> [TASK ITEM]:
Below are the records; how many of their lines contain "PATIL"? Reply only with that figure.
-- ENTRIES SHOWN follows --
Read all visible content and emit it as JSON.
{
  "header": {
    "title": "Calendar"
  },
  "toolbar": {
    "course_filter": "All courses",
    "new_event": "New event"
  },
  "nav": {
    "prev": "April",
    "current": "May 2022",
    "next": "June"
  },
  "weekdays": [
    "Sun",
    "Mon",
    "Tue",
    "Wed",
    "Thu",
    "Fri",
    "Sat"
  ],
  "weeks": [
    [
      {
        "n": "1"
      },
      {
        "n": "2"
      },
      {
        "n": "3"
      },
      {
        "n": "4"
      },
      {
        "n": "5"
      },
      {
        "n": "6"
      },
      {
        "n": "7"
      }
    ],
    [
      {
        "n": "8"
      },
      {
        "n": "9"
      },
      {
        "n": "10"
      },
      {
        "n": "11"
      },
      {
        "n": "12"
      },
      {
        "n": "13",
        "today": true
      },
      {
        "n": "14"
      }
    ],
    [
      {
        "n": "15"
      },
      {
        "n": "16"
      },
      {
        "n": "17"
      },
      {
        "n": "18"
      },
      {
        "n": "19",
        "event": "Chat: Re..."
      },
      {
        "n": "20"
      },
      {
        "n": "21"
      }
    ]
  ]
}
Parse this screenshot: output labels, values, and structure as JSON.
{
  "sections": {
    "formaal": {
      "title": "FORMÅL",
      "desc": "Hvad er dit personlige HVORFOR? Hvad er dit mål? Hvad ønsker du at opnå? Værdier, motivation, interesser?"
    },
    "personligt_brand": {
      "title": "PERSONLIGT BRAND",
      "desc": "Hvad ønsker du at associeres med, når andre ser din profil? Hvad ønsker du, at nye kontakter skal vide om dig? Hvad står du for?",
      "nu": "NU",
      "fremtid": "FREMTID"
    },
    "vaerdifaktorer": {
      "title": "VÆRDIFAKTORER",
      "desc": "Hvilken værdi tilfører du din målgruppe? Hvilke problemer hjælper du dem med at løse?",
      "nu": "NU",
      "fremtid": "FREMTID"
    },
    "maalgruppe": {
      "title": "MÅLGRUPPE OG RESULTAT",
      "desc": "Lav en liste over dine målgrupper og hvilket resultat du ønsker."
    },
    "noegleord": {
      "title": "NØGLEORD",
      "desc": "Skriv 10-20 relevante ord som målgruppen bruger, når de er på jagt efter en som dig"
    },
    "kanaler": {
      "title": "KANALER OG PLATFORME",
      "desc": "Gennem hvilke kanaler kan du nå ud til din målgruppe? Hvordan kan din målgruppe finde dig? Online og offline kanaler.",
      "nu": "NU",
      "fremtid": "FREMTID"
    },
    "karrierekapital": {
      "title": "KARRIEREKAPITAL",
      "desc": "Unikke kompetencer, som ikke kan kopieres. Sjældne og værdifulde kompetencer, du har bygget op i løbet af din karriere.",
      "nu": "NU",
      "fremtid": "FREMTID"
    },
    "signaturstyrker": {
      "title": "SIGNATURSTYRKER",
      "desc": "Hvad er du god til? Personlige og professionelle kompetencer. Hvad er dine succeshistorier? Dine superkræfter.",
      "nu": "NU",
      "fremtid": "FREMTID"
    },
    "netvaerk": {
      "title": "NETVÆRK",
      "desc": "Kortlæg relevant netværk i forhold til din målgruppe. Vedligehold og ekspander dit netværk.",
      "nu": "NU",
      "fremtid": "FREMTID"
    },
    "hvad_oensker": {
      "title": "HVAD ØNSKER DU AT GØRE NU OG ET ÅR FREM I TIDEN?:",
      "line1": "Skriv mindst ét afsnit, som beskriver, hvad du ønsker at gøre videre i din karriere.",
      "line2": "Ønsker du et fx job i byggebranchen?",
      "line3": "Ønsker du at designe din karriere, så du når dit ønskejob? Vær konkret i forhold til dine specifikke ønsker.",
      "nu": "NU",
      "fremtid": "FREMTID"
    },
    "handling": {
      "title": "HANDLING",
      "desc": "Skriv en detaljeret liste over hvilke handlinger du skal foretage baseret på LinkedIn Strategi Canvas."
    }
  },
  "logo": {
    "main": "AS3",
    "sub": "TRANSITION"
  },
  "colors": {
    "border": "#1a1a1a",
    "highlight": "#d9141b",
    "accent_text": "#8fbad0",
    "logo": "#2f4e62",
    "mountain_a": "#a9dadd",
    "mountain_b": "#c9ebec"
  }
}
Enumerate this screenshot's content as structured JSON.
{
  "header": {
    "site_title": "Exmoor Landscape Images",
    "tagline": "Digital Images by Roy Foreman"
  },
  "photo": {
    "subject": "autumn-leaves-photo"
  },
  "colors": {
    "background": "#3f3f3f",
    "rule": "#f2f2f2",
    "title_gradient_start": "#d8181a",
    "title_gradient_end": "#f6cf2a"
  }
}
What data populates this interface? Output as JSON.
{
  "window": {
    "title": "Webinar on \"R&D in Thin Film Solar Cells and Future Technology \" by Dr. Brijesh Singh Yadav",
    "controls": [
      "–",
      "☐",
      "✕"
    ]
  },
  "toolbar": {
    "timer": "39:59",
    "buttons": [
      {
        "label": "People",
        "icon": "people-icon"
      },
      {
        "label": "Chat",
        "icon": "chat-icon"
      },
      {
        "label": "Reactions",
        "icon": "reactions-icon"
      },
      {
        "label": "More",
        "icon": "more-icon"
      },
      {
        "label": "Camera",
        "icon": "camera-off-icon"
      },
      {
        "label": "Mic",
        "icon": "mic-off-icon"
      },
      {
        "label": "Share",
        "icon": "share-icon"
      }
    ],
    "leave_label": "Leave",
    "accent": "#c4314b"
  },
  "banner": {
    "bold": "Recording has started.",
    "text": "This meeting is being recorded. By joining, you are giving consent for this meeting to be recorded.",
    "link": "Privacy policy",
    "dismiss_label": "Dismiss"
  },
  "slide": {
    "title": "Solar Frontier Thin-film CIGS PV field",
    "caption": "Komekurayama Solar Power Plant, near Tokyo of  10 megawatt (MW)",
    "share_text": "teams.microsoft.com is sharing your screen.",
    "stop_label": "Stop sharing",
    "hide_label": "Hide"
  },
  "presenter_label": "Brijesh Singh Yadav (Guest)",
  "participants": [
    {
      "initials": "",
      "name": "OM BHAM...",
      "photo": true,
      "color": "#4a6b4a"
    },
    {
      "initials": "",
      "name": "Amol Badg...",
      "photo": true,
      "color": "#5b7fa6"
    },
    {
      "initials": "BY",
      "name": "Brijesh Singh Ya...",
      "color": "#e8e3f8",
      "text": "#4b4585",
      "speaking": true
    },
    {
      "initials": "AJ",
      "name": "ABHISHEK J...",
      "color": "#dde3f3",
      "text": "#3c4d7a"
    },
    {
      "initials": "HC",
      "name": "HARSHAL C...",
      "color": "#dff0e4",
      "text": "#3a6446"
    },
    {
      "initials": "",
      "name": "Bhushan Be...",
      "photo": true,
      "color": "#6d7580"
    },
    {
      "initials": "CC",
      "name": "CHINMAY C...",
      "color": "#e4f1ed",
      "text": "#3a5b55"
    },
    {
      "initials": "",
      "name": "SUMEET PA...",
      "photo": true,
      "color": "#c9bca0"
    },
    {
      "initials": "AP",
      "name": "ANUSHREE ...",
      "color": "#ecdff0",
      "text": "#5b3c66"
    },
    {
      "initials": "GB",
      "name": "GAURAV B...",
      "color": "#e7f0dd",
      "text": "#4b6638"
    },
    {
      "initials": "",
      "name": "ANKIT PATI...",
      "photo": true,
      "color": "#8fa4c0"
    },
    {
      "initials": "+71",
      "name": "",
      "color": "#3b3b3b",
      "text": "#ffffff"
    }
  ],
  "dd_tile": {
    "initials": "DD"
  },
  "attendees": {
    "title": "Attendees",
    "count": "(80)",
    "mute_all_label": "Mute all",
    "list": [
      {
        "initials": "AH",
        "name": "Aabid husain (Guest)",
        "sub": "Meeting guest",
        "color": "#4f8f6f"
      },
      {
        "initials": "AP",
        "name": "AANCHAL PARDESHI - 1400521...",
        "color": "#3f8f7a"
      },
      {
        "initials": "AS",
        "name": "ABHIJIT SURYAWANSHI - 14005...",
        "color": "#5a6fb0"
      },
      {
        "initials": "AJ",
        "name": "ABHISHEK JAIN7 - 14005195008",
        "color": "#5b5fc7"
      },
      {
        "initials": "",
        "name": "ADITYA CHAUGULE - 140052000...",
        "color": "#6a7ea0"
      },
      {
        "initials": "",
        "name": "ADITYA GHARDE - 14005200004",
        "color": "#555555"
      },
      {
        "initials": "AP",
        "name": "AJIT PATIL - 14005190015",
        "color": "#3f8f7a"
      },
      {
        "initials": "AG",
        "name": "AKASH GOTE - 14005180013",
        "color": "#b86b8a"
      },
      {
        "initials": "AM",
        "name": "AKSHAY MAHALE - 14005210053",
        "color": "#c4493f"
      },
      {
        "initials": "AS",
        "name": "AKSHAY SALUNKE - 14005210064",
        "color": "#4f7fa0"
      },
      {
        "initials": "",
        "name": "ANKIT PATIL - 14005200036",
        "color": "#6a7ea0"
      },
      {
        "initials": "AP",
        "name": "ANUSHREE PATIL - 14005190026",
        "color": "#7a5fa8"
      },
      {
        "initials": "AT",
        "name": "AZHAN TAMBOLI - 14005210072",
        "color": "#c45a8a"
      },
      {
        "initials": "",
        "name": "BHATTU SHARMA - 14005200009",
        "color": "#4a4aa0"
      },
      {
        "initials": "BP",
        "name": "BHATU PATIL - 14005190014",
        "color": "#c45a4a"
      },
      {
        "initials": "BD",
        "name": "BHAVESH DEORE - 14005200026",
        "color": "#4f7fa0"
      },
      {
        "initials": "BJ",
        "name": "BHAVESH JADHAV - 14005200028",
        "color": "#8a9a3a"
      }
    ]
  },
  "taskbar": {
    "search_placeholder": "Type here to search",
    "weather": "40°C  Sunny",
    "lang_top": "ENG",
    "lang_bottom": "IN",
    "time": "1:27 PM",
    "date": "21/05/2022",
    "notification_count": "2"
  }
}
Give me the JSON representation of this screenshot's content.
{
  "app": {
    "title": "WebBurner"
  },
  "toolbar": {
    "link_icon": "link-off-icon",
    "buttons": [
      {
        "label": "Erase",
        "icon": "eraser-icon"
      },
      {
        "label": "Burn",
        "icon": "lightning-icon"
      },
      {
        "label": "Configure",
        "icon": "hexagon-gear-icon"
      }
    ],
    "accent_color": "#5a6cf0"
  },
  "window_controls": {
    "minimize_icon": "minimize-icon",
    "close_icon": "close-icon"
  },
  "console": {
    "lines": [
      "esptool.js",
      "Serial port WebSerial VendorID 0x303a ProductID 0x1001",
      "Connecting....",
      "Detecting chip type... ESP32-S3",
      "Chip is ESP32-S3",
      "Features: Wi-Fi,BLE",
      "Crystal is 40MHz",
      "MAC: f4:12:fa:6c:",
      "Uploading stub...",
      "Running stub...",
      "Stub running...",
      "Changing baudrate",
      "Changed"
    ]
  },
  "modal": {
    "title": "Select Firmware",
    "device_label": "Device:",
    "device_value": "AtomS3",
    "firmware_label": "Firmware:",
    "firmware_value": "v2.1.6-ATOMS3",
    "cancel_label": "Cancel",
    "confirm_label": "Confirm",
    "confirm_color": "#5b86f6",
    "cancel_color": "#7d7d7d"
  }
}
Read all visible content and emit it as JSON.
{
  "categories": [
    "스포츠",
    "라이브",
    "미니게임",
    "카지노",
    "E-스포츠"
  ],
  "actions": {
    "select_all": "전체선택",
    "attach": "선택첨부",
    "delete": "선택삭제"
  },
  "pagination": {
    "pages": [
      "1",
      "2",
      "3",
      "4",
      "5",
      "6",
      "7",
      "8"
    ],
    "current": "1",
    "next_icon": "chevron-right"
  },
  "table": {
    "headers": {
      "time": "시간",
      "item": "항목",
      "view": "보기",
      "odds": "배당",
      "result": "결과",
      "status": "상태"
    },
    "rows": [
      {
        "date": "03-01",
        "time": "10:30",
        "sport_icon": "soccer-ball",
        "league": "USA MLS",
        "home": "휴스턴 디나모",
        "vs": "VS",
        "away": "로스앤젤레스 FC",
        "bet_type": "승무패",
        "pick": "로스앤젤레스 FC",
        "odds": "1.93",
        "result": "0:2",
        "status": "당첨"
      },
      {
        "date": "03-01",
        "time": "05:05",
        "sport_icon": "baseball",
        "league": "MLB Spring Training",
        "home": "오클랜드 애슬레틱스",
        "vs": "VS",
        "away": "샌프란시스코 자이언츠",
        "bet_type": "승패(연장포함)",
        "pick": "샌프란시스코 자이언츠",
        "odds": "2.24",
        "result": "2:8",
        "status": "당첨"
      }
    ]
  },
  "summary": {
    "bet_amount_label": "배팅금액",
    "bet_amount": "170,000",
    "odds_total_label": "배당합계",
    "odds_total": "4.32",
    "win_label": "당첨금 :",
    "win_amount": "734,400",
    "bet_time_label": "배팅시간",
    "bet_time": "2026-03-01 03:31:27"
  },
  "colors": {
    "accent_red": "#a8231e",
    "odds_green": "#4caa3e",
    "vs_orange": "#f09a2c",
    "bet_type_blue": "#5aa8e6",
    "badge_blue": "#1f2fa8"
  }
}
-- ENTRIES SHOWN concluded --
> [EXERCISE OUTPUT]:
4